Mongolia owns 34% of Oyu Tolgoi located in the South Gobi desert and the government of the Asian nation has been at loggerheads with Turquoise Hill, which owns the remainder of the mine, for months.
According to the sources quoted by Bloomberg, the government’s move to give Mongolians shares in the massive mine cold make the negotiations with Rio Tinto easier, as citizens have complained the project only benefits foreign investors.
Once Oyu Tolgoi goes into full operation, is set to increase the country’s GDP by at least a third, bringing prosperity to a nation where many people still live in simple yurts and huts.
But in practice, writes German weekly Der Spiegel‘s columnist Bernhard Zand, the deal looks quite different:
Here we have a weak country that needs the help of a business that is economically far more advanced to tap its own natural resources.
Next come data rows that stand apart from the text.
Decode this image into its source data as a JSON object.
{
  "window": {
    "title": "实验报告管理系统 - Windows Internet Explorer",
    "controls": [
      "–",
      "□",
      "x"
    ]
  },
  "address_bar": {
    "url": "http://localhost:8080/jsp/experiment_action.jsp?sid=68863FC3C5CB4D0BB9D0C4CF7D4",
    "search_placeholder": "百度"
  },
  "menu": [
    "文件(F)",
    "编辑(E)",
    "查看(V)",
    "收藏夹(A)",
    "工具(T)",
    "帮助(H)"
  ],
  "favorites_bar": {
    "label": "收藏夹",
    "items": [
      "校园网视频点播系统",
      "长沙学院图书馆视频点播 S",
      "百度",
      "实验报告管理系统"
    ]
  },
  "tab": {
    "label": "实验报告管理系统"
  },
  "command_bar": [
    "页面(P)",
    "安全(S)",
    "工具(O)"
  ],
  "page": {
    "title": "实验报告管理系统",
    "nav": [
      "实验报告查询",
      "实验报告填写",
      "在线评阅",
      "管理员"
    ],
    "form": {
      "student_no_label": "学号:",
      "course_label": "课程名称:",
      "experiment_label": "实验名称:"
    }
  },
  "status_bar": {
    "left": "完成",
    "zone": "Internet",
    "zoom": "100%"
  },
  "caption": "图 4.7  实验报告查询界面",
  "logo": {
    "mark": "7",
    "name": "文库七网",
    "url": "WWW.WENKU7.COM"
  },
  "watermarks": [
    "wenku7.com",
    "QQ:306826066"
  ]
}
One side has raw materials everyone wants; the other has the necessary technical expertise, as well as a great deal of money and smart lawyers. How can the inexperienced country benefit from this relationship without being taken advantage of? And how can the government of this frail democracy explain to its people that in the coming boom years, a few people will get rich very quickly, while most stay poor?
The Asian nation has twice held up shipments from the mine, due to disagreements over Oyu Tolgoi’s expansion, which Turquoise Hill (then Ivanhoe Mines) has been advancing for more than a decade.
Those differences, together with cost overruns, employment and pay of Mongolian workers, contractors and corporate governance, taxation and the repatriation of earnings, remain sticking points.
At full tilt, Oyu Tolgoi is set to produce more than 1.2 billion pounds of copper worth over $4 billion at today’s prices, 650,000 ounces of gold ($800 million) and 3 million ounces of silver (under $100 million) each year.